Samand, which was designed to be “the national car” of Iran, is also based on the 405 platform.
Arisun is another IKCO model heavily based on the 405 model. It is a coupe utility car under production since 2015.
SAIPA’s small city car, Pride, which has been produced in Iran for decades, never earned more than one star in ISQI’s rankings.
The production of some versions of Pride was ceased in June 2020 because of its serious safety failures and quality issues and shortly after, it was excluded from the quality ranking list. The production of other versions is continuing, but the car remains distinguished by its ultra-low quality.

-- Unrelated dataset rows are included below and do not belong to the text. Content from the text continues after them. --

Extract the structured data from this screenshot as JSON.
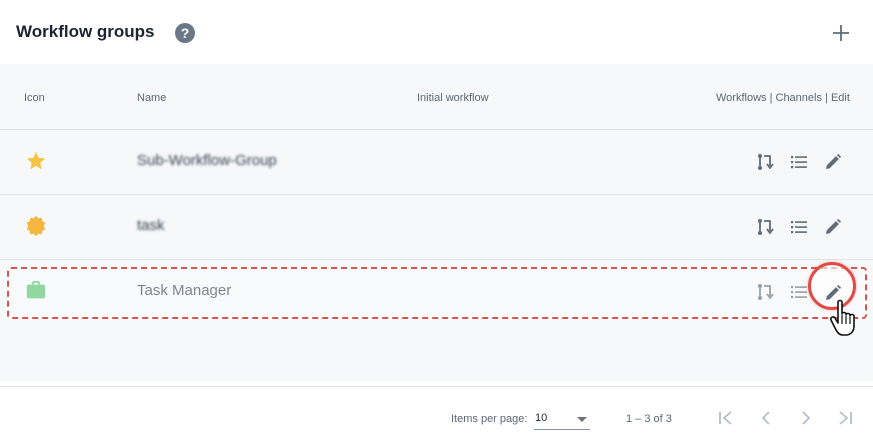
{
  "header": {
    "title": "Workflow groups",
    "help_icon": "help-circle-icon",
    "add_icon": "plus-icon"
  },
  "table": {
    "columns": {
      "icon": "Icon",
      "name": "Name",
      "initial_workflow": "Initial workflow",
      "actions": "Workflows | Channels | Edit"
    },
    "rows": [
      {
        "icon": "star-icon",
        "icon_color": "#f4c542",
        "name": "Sub-Workflow-Group",
        "initial_workflow": "",
        "blurred": true
      },
      {
        "icon": "badge-icon",
        "icon_color": "#f5b740",
        "name": "task",
        "initial_workflow": "",
        "blurred": true
      },
      {
        "icon": "briefcase-icon",
        "icon_color": "#59c26d",
        "name": "Task Manager",
        "initial_workflow": "",
        "blurred": false
      }
    ],
    "row_actions": [
      "workflows-icon",
      "channels-list-icon",
      "edit-pencil-icon"
    ]
  },
  "pagination": {
    "items_per_page_label": "Items per page:",
    "items_per_page_value": "10",
    "range_label": "1 – 3 of 3",
    "icons": [
      "first-page-icon",
      "prev-page-icon",
      "next-page-icon",
      "last-page-icon"
    ]
  },
  "colors": {
    "accent_highlight": "#e14b45",
    "icon_gray": "#5f6b78"
  }
}
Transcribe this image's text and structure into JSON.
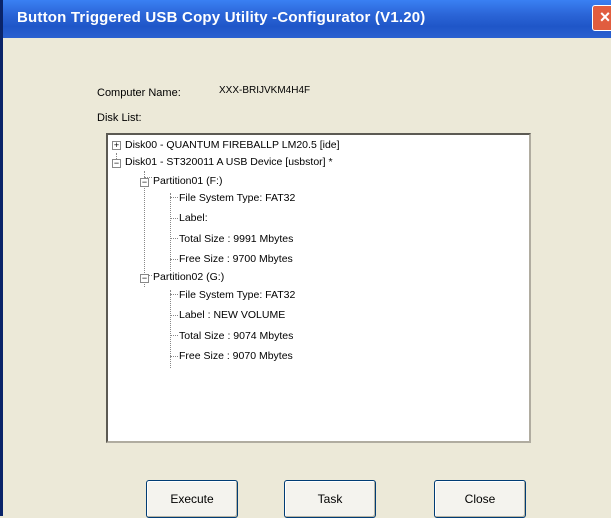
{
  "window": {
    "title": "Button Triggered USB Copy Utility -Configurator (V1.20)",
    "close_glyph": "×"
  },
  "form": {
    "computer_name_label": "Computer Name:",
    "computer_name_value": "XXX-BRIJVKM4H4F",
    "disk_list_label": "Disk List:"
  },
  "tree": {
    "disk00": {
      "label": "Disk00 - QUANTUM FIREBALLP LM20.5 [ide]",
      "expander": "+"
    },
    "disk01": {
      "label": "Disk01 - ST320011 A USB Device [usbstor] *",
      "expander": "−"
    },
    "partition01": {
      "label": "Partition01 (F:)",
      "expander": "−",
      "props": [
        "File System Type: FAT32",
        "Label:",
        "Total Size : 9991 Mbytes",
        "Free Size : 9700 Mbytes"
      ]
    },
    "partition02": {
      "label": "Partition02 (G:)",
      "expander": "−",
      "props": [
        "File System Type: FAT32",
        "Label : NEW VOLUME",
        "Total Size : 9074 Mbytes",
        "Free Size : 9070 Mbytes"
      ]
    }
  },
  "buttons": {
    "execute": "Execute",
    "task": "Task",
    "close": "Close"
  },
  "colors": {
    "titlebar": "#2a64d6",
    "window_bg": "#ece9d8",
    "close_button": "#e15d3f"
  }
}
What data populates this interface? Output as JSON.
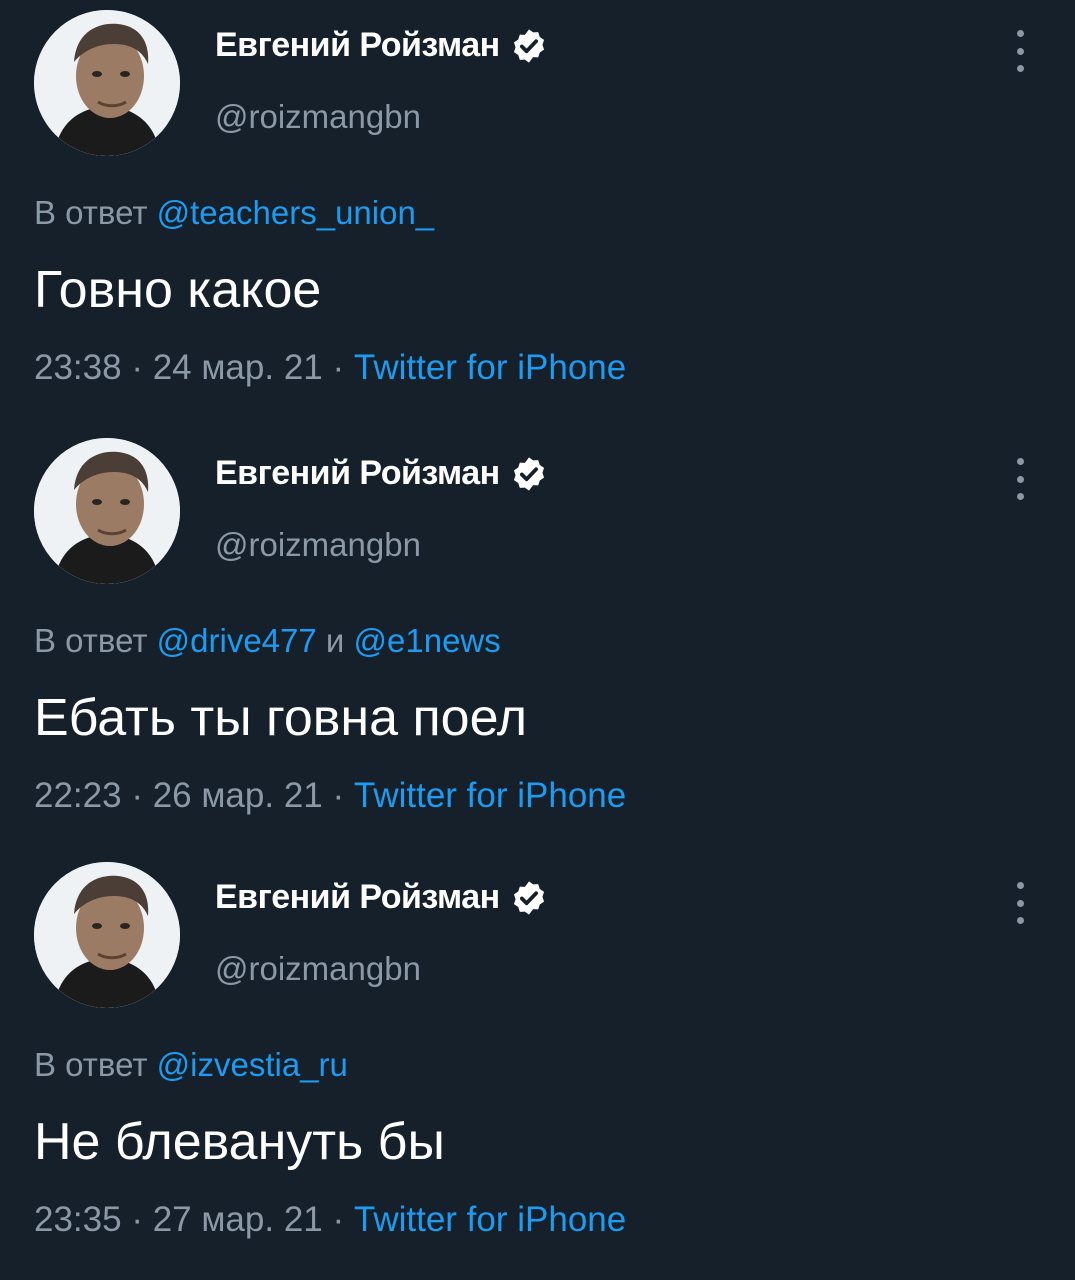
{
  "tweets": [
    {
      "author": {
        "name": "Евгений Ройзман",
        "handle": "@roizmangbn",
        "verified": true
      },
      "reply_prefix": "В ответ",
      "reply_to": [
        "@teachers_union_"
      ],
      "reply_joiner": "",
      "text": "Говно какое",
      "time": "23:38",
      "date": "24 мар. 21",
      "separator": "·",
      "source": "Twitter for iPhone"
    },
    {
      "author": {
        "name": "Евгений Ройзман",
        "handle": "@roizmangbn",
        "verified": true
      },
      "reply_prefix": "В ответ",
      "reply_to": [
        "@drive477",
        "@e1news"
      ],
      "reply_joiner": "и",
      "text": "Ебать ты говна поел",
      "time": "22:23",
      "date": "26 мар. 21",
      "separator": "·",
      "source": "Twitter for iPhone"
    },
    {
      "author": {
        "name": "Евгений Ройзман",
        "handle": "@roizmangbn",
        "verified": true
      },
      "reply_prefix": "В ответ",
      "reply_to": [
        "@izvestia_ru"
      ],
      "reply_joiner": "",
      "text": "Не блевануть бы",
      "time": "23:35",
      "date": "27 мар. 21",
      "separator": "·",
      "source": "Twitter for iPhone"
    }
  ],
  "icons": {
    "verified": "verified-badge-icon",
    "more": "more-vertical-icon"
  },
  "colors": {
    "background": "#15202b",
    "accent": "#1d9bf0",
    "secondary_text": "#8b98a5",
    "primary_text": "#ffffff"
  }
}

Pride was originally developed for Japanese and South Korean markets in the late 1980s. The car was widely sold in the United States as a Ford Festiva in the early 1990s. It entered the Iranian market in 1993 under license from Kia and has continued to be a cash cow for SAIPA.
Three years ago, the Institute of Standards and Industrial Research of Iran and Iran’s Automotive Policymaking Council set new automotive standards and gave a two-year ultimatum to automakers to comply.
The production of vehicles that cannot meet 83 automotive standards was expected to be halted by the end of 2018. SAIPA’s Pride topped the elimination list.
A recent study conducted on Iranian road accidents recorded over the past decade showed that the road killer was involved in one-third of the fatalities.
Road crashes claimed 206,049 lives in the 11 years ending March 2019, data from Iranian Legal Medicine Organization show.
Based on the research findings, up to 34% of the figure, constituting 70,056 victims died in a Pride car.
“Drivers’ adherence to traffic regulations is of the highest importance in terms of driving safety, but a vehicle’s quality also matters. Pride lacks the required standards of a regular passenger car and leads to an average of 3.8 deaths in each crash,” the National Traffic Police Chief General Kamal Hadianfar earlier told the media.